TOKYO -- Political contributions by Japanese companies and organizations grew for a fifth straight year in 2016, with nearly 90% going to the ruling Liberal Democratic Party, government filings released Thursday show.
These donors gave 2.7 billion yen ($24 million) overall, up 3% from 2015. Their contributions to the People's Political Association, the organization managing the LDP's funds, increased 1% to 2.32 billion yen.
The rise in LDP donations came amid annual calls since 2014 by the powerful Japan Business Federation lobby, also known as Keidanren, for member companies to make political contributions. The 2016 upper house election, which Prime Minister Shinzo Abe's party won, seems to have brought out the business community's hopes for stability in government and a continuation of the LDP's Abenomics program of pro-growth policies.

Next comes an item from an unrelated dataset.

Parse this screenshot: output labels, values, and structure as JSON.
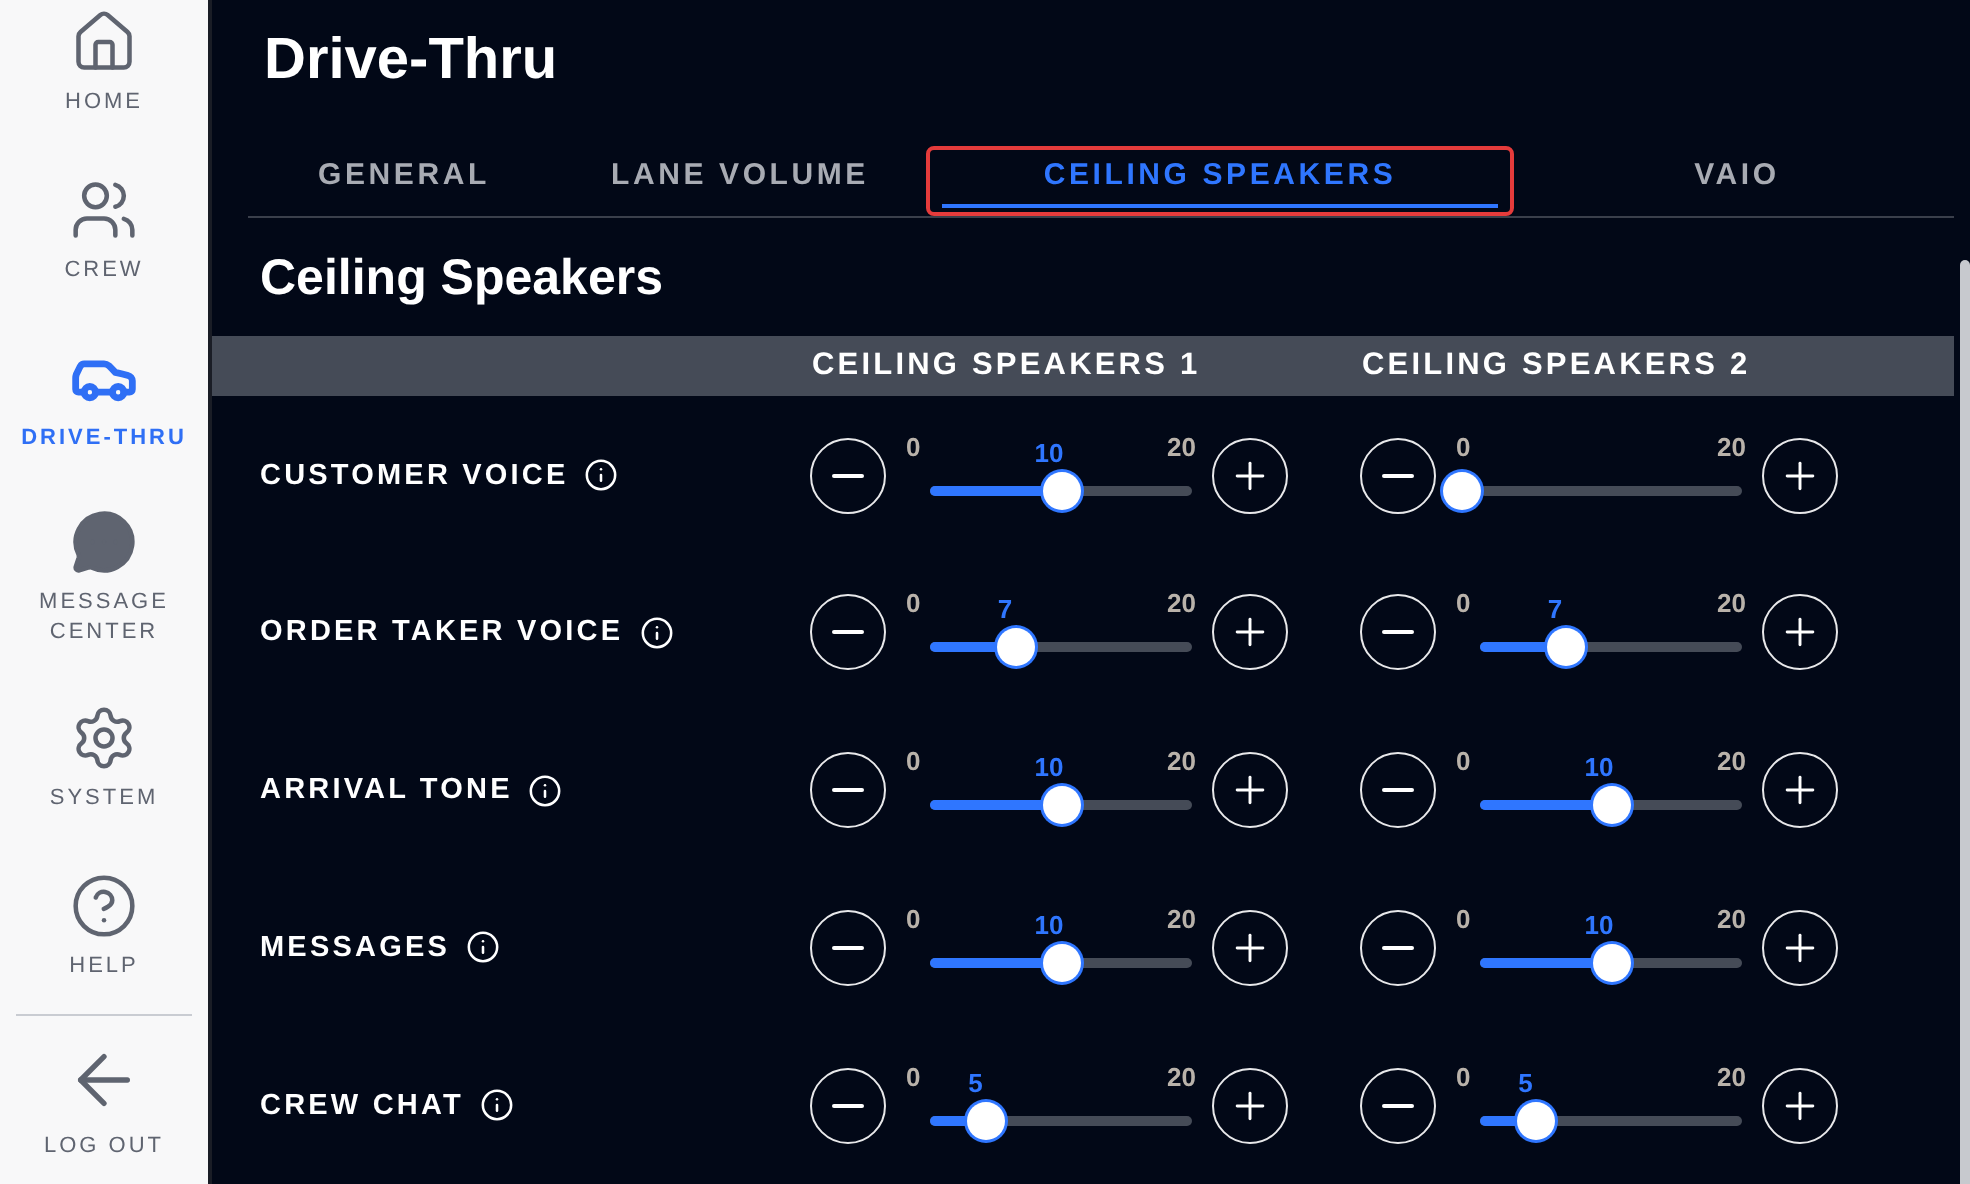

Corporate and group contributions to the LDP have recovered since Abe returned to the prime minister's office in 2012, ending a stint in opposition for the party, which has ruled Japan for most of the postwar era.
The Japan Automobile Manufacturers Association was largest single donor to the LDP organization in 2016, giving 80.4 million yen. Toyota Motor topped individual companies at 64.4 million yen, the same as in 2015.
Materials maker Toray Industries, formerly led by Keidanren Chairman Sadayuki Sakakibara, gave 50 million yen. Each of Japan's three megabanks -- Mizuho Financial Group, Sumitomo Mitsui Banking Corp. and Bank of Tokyo-Mitsubishi UFJ -- contributed 20 million yen last year, having resumed donations in 2015 for the first time in 18 years.
Meanwhile, overall income at the LDP's national organization, including public subsidies, fell 6% last year to 24.12 billion yen.
The opposition Democratic Party, which effectively split ahead of this year's lower house election, had overall income of 10.68 billion yen, up 13% from its predecessor in 2015. The merger that created the party boosted its public funding by 20%. These subsidies accounted for nearly 90% of income in 2016 for the traditionally labor-union-backed party, which has advocated a ban on political contributions from businesses and organizations.
The smaller Japanese Communist Party ranked second in income at 21.67 billion yen. The party, which opposes the public-funding system and does not accept subsidies, earned nearly 85% of its income from business activities, such as publishing its national newspaper Akahata ("Red Flag").